-------- Data
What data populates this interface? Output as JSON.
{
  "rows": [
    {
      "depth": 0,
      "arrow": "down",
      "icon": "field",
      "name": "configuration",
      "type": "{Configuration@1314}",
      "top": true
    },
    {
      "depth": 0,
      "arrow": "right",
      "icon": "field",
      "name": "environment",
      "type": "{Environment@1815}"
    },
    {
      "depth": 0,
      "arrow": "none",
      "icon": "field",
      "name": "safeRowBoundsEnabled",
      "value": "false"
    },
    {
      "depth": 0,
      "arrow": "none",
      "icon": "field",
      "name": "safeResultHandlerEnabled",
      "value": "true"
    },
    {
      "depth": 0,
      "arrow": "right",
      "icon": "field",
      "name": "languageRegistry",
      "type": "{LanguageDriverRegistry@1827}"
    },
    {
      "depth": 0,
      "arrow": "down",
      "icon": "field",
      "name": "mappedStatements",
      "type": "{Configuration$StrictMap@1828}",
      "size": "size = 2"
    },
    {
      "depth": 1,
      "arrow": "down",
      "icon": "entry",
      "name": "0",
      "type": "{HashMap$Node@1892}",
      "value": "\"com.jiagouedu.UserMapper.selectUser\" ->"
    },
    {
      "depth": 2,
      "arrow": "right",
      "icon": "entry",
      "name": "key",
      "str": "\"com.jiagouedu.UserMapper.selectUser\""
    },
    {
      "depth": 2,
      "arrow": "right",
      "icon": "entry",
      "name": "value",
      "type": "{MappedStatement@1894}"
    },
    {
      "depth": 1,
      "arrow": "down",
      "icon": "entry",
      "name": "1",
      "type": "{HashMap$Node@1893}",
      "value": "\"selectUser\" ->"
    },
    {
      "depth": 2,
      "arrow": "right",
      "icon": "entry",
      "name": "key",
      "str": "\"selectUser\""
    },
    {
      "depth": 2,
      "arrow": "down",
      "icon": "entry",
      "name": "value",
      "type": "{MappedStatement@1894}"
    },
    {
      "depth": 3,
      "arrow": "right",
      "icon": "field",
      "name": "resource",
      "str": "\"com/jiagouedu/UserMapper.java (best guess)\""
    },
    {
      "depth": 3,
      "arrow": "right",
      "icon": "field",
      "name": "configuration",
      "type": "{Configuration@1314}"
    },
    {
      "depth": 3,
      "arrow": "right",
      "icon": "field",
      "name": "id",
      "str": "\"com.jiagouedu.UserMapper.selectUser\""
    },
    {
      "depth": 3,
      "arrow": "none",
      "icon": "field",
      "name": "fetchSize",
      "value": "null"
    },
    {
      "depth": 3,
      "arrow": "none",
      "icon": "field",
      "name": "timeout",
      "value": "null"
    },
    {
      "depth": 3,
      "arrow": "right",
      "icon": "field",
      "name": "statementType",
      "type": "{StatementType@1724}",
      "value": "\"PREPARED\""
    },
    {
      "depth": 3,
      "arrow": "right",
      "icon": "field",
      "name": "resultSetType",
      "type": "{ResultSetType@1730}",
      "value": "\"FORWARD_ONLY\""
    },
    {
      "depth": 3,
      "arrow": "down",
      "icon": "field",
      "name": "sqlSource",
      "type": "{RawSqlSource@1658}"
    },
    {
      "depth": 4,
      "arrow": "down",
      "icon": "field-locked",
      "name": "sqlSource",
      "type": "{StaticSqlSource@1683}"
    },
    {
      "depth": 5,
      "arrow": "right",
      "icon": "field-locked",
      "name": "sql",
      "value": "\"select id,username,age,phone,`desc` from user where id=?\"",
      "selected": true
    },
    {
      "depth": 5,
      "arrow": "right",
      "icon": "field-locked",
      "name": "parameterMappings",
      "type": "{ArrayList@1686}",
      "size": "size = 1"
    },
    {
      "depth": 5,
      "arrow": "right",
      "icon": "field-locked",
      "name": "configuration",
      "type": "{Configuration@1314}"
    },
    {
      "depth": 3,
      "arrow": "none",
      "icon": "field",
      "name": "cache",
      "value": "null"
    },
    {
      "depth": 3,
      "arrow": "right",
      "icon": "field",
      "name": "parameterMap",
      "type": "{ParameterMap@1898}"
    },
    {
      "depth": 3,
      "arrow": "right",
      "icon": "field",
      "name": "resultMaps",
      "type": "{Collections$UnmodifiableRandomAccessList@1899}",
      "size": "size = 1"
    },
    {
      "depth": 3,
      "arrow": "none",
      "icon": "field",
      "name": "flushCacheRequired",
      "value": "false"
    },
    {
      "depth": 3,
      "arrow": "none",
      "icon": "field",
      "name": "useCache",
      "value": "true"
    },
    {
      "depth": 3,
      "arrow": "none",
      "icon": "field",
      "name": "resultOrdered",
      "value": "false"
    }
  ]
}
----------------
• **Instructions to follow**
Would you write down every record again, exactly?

• **Answer space**
What data populates this interface? Output as JSON.
{
  "rows": [
    {
      "depth": 0,
      "arrow": "down",
      "icon": "field",
      "name": "configuration",
      "type": "{Configuration@1314}",
      "top": true
    },
    {
      "depth": 0,
      "arrow": "right",
      "icon": "field",
      "name": "environment",
      "type": "{Environment@1815}"
    },
    {
      "depth": 0,
      "arrow": "none",
      "icon": "field",
      "name": "safeRowBoundsEnabled",
      "value": "false"
    },
    {
      "depth": 0,
      "arrow": "none",
      "icon": "field",
      "name": "safeResultHandlerEnabled",
      "value": "true"
    },
    {
      "depth": 0,
      "arrow": "right",
      "icon": "field",
      "name": "languageRegistry",
      "type": "{LanguageDriverRegistry@1827}"
    },
    {
      "depth": 0,
      "arrow": "down",
      "icon": "field",
      "name": "mappedStatements",
      "type": "{Configuration$StrictMap@1828}",
      "size": "size = 2"
    },
    {
      "depth": 1,
      "arrow": "down",
      "icon": "entry",
      "name": "0",
      "type": "{HashMap$Node@1892}",
      "value": "\"com.jiagouedu.UserMapper.selectUser\" ->"
    },
    {
      "depth": 2,
      "arrow": "right",
      "icon": "entry",
      "name": "key",
      "str": "\"com.jiagouedu.UserMapper.selectUser\""
    },
    {
      "depth": 2,
      "arrow": "right",
      "icon": "entry",
      "name": "value",
      "type": "{MappedStatement@1894}"
    },
    {
      "depth": 1,
      "arrow": "down",
      "icon": "entry",
      "name": "1",
      "type": "{HashMap$Node@1893}",
      "value": "\"selectUser\" ->"
    },
    {
      "depth": 2,
      "arrow": "right",
      "icon": "entry",
      "name": "key",
      "str": "\"selectUser\""
    },
    {
      "depth": 2,
      "arrow": "down",
      "icon": "entry",
      "name": "value",
      "type": "{MappedStatement@1894}"
    },
    {
      "depth": 3,
      "arrow": "right",
      "icon": "field",
      "name": "resource",
      "str": "\"com/jiagouedu/UserMapper.java (best guess)\""
    },
    {
      "depth": 3,
      "arrow": "right",
      "icon": "field",
      "name": "configuration",
      "type": "{Configuration@1314}"
    },
    {
      "depth": 3,
      "arrow": "right",
      "icon": "field",
      "name": "id",
      "str": "\"com.jiagouedu.UserMapper.selectUser\""
    },
    {
      "depth": 3,
      "arrow": "none",
      "icon": "field",
      "name": "fetchSize",
      "value": "null"
    },
    {
      "depth": 3,
      "arrow": "none",
      "icon": "field",
      "name": "timeout",
      "value": "null"
    },
    {
      "depth": 3,
      "arrow": "right",
      "icon": "field",
      "name": "statementType",
      "type": "{StatementType@1724}",
      "value": "\"PREPARED\""
    },
    {
      "depth": 3,
      "arrow": "right",
      "icon": "field",
      "name": "resultSetType",
      "type": "{ResultSetType@1730}",
      "value": "\"FORWARD_ONLY\""
    },
    {
      "depth": 3,
      "arrow": "down",
      "icon": "field",
      "name": "sqlSource",
      "type": "{RawSqlSource@1658}"
    },
    {
      "depth": 4,
      "arrow": "down",
      "icon": "field-locked",
      "name": "sqlSource",
      "type": "{StaticSqlSource@1683}"
    },
    {
      "depth": 5,
      "arrow": "right",
      "icon": "field-locked",
      "name": "sql",
      "value": "\"select id,username,age,phone,`desc` from user where id=?\"",
      "selected": true
    },
    {
      "depth": 5,
      "arrow": "right",
      "icon": "field-locked",
      "name": "parameterMappings",
      "type": "{ArrayList@1686}",
      "size": "size = 1"
    },
    {
      "depth": 5,
      "arrow": "right",
      "icon": "field-locked",
      "name": "configuration",
      "type": "{Configuration@1314}"
    },
    {
      "depth": 3,
      "arrow": "none",
      "icon": "field",
      "name": "cache",
      "value": "null"
    },
    {
      "depth": 3,
      "arrow": "right",
      "icon": "field",
      "name": "parameterMap",
      "type": "{ParameterMap@1898}"
    },
    {
      "depth": 3,
      "arrow": "right",
      "icon": "field",
      "name": "resultMaps",
      "type": "{Collections$UnmodifiableRandomAccessList@1899}",
      "size": "size = 1"
    },
    {
      "depth": 3,
      "arrow": "none",
      "icon": "field",
      "name": "flushCacheRequired",
      "value": "false"
    },
    {
      "depth": 3,
      "arrow": "none",
      "icon": "field",
      "name": "useCache",
      "value": "true"
    },
    {
      "depth": 3,
      "arrow": "none",
      "icon": "field",
      "name": "resultOrdered",
      "value": "false"
    }
  ]
}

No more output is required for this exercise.